By Kumar Prabhas, Managing Director at Unisys India
They help their customers strategically prioritize and deliver modernization initiatives that make operations more agile and secure. DCIM in India Although India forms only a small part of the global Infrastructure Management (IM) services market, the share and pace of growth is fast increasing. The current size of the global IM services market is pegged at $370-380 billion, of which close to 40 percent is outsourced to vendors in low cost locations, with India being one of the most attractive destinations, simply because it provides compelling advantages in terms of cost, evolution of technologies, availability of a skilled talent pool, and increased maturity of Indian vendors offering end-to-end infrastructure services. Today, Indian service providers deliver close to about $4 billion worth of services in the IM services space, with this opportunity set to grow in the coming years. The modern enterprise data center remains the essential powerhouse behind an organization’s business critical IT systems. CIOs and IT managers are deeply engaged, and often challenged, in the task of making their data centers as lean, clean, and mean as possible. In this backdrop, Data Center Infrastructure Management (DCIM) is receiving increasing traction in the market. Gartner has predicted that the DCIM market in India will reach Rs 500 crores by 2014. DCIM enables organizations to effectively assess and establish the inherent value of all their data center assets and provides them with clear insight into power usage, utilization, applications, and overall performance. Moreover, with the recent focus on cutting costs and conserving energy, organizations are looking for ways to achieve their business goals, without the additional burden on their infrastructure. When it comes to effectively serving data centers, organizations need a holistic approach without which they will undoubtedly experience higher support costs, as they pay multiple vendors and undergo long repair schedules. The goal is for companies to find the optimal price performance balance and the right support methodology for their business objectives, operating model, and IT portfolio. New Paradigm In today’s IT environments, everyone is being asked to do more with less. Organizations must cut costs, optimize existing assets, improve service levels, and satisfy increasingly stringent compliance mandates. Companies have to find ways to redirect funds into projects and sourcing options that will cut costs, reduce server real estate, energy use, and achieve optimal quality. The old paradigm of adding more hardware, storage, redundancy, and people has hit an evolutionary dead end. Anytime, anywhere connectivity through social networks and mobile applications and the demand for instant-on, personal choice, and just-in-time capacity is exploding. This high demand for the always-connected government and market place is driving application utilization upward. There are more applications available than ever before - standard apps, mission-critical proprietary apps - all needing to co-exist in a way that provides for a superior consumer and worker experience.

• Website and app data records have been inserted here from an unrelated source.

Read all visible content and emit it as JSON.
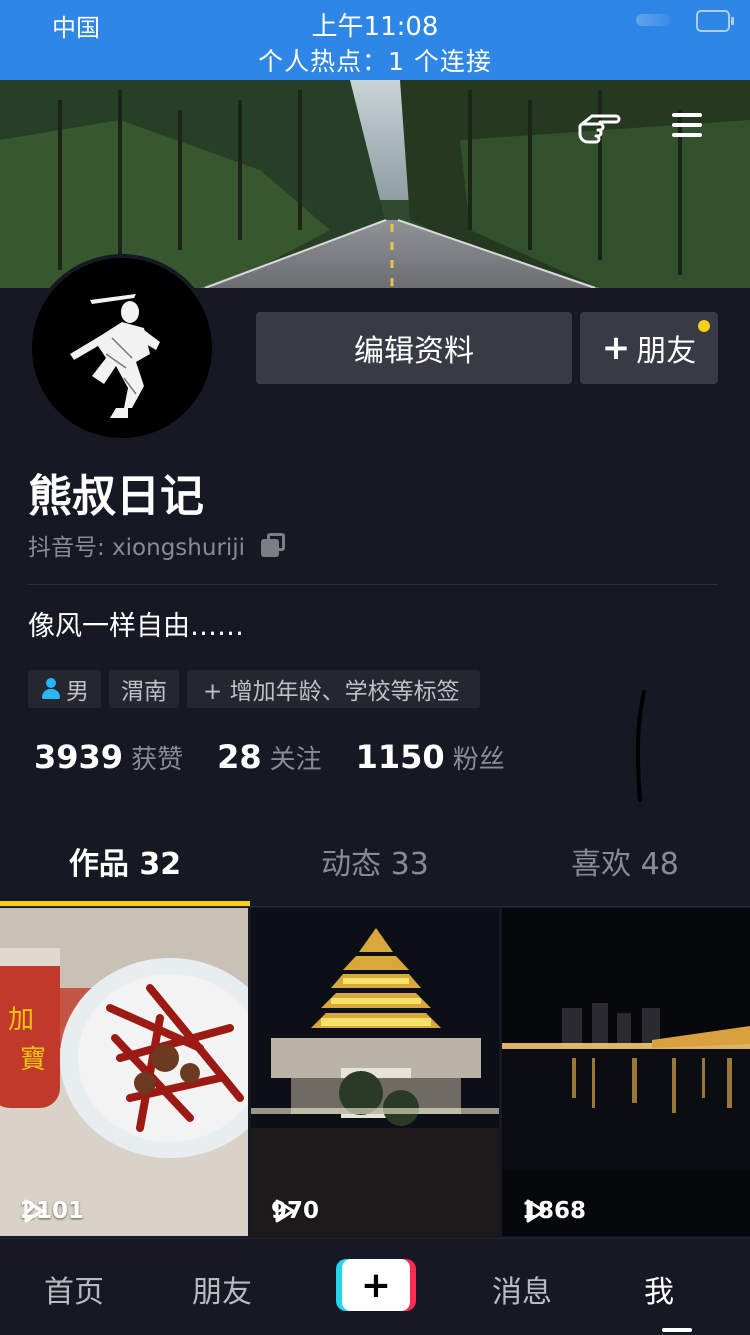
{
  "status_bar": {
    "carrier": "中国",
    "time": "上午11:08",
    "hotspot": "个人热点：1 个连接"
  },
  "header": {
    "icons": [
      "hand-pointer-icon",
      "hamburger-menu-icon"
    ]
  },
  "profile": {
    "edit_button": "编辑资料",
    "add_friend_button": "朋友",
    "add_friend_plus": "+",
    "username": "熊叔日记",
    "douyin_id": "抖音号: xiongshuriji",
    "bio": "像风一样自由……",
    "tags": {
      "gender": "男",
      "location": "渭南",
      "add_tags": "+ 增加年龄、学校等标签"
    },
    "stats": [
      {
        "num": "3939",
        "label": "获赞"
      },
      {
        "num": "28",
        "label": "关注"
      },
      {
        "num": "1150",
        "label": "粉丝"
      }
    ]
  },
  "tabs": [
    {
      "label": "作品 32",
      "active": true
    },
    {
      "label": "动态 33",
      "active": false
    },
    {
      "label": "喜欢 48",
      "active": false
    }
  ],
  "videos": [
    {
      "plays": "2101"
    },
    {
      "plays": "970"
    },
    {
      "plays": "1868"
    }
  ],
  "bottom_nav": {
    "home": "首页",
    "friends": "朋友",
    "create": "+",
    "messages": "消息",
    "me": "我"
  },
  "colors": {
    "background": "#161823",
    "status_bar": "#2e86e6",
    "accent_yellow": "#face15",
    "button_bg": "#393b44",
    "muted_text": "#8a8b91"
  }
}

The challenge is how to reduce application footprints, costs, and risks, while supporting growing expectations around innovation and user experience. The answer lies in extracting more business value from fewer, existing applications and taking advantage of emerging application delivery models, such as Cloud and Software as a Service.